Let’s be frank, or rather….blunt. Pun intended.

We have been at a crossroads on the benefits vs the risks of marijuana since the early 1900’s in the US.

Wait! What? Are you telling me that people were able to use it medically prior to this?

Yes. Yes, they were. And now we’ve come ALMOST full circle.


The legal definition of medical marijuana is the use of cannabis as a physician-recommended form of medicine or herbal therapy. It’s been used for thousands of years, by cultures all over the world for both religious and medicinal purposes. AND, fun fact: the world’s oldest marijuana stash was found in a 2,700-year-old grave in the Gobi Desert in 2008. That, my friends, is some ancient weed!


What exactly is Marijuana and aren’t there multiple types?


Marijuana comes in 2 primary strains: sativa (contains more THC) and indica (contains more CBD). What the heck does this really mean? THC (tetrahydrocannabinol) gives more of a euphoric or “high” effect along with sleep induction, appetite stimulation, confusion, and paranoia. CBD (cannabidiol) has a lower euphoric effect, modulates the effects of THC, and has multiple clinical uses. Back in the day, marijuana was merely a smokable. Today, we find multiple formulations like edibles, topicals, tinctures, concentrates, oils, vapes, patches and even in wines and beer! Each of these forms have different onsets of action and different durations. With so many options available, this is where your physician and/or dispensary may help find the right form.


What are the main clinical uses?

I know, you’re anxious for me to get to the good stuff. The info of all info. What are the main clinical uses, you ask? Let me tell you, medical marijuana has been used for seizures, sleep disturbances, anorexia, analgesic treatment, nausea and overall better quality of life.
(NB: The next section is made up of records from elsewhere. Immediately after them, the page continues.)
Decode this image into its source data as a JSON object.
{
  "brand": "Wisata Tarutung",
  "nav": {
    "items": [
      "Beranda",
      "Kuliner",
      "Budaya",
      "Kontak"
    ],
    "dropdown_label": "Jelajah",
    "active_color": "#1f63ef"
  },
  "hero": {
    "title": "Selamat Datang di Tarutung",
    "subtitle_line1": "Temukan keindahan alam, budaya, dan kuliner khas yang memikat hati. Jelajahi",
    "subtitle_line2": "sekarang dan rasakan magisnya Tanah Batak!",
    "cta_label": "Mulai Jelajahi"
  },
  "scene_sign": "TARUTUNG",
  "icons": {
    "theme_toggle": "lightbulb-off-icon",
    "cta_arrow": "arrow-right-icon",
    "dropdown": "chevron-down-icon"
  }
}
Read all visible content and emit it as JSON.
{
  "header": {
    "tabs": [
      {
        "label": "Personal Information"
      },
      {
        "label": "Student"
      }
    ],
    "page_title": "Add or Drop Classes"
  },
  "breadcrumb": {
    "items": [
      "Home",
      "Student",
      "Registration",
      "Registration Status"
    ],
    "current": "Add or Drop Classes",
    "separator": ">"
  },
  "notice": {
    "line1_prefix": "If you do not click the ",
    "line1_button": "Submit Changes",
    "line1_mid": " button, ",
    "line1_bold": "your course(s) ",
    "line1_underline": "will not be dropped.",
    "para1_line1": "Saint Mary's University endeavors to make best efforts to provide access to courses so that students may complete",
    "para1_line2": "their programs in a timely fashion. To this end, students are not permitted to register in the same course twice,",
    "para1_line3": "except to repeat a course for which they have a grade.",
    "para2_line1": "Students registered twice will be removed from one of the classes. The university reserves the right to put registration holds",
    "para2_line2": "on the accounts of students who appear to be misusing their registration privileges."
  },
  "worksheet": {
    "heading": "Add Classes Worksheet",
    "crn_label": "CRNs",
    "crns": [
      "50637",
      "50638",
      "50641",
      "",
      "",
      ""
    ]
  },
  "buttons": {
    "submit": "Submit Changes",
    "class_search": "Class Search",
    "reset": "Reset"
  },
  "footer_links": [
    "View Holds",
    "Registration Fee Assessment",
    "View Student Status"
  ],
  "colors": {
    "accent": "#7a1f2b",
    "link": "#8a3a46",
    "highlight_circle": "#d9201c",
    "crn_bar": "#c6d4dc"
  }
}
Wow! It sounds like a cure-all for the hospice and palliative care patient! This sub-section of patients typically experiences many of these symptoms. But I’m hanging on to the QUALITY OF LIFE (QOL) improvement. Let’s be honest, isn’t that what we’re trying to help our patients achieve in the end stages of their life? Did you know studies show that after 6 months of treatment in the elderly, 94% reported improvement in QOL and pain levels were reduced from a median of 8 down to 4 on a scale of 0-10. That’s HUGE! Even bigger news: 18% stopped using their opioid analgesics or at a minimum, reduced their dose. CBD seems to have more medical benefit over THC and it appears to be relatively safe and effective for a variety of conditions.


Where is marijuana currently being used in medicine?

As of this article, there are 31 legal medical marijuana states & DC and 9 legal recreational marijuana states & DC. Each state has its own registration and training requirements along with regulations on qualifying conditions, approved dispensaries, transporting, etc. Because of this, there may be some speed bumps in your state that may make it more difficult, though not impossible, for your patient to obtain medical marijuana. And, because it is not federally approved, funds from the Medicare Hospice Benefit can NOT be used to cover the cost so the patient has to pay out of pocket.

In the end, and as a clinical pharmacist, I do believe it’s worth the while to learn more about your states regulations and how you can help your patients obtain medical marijuana legally to improve QOL.

So, stick that in your pipe and smoke it!

DiGi Graham

Director of Clinical Operations and Pharmacy Development at Palliative Drug Care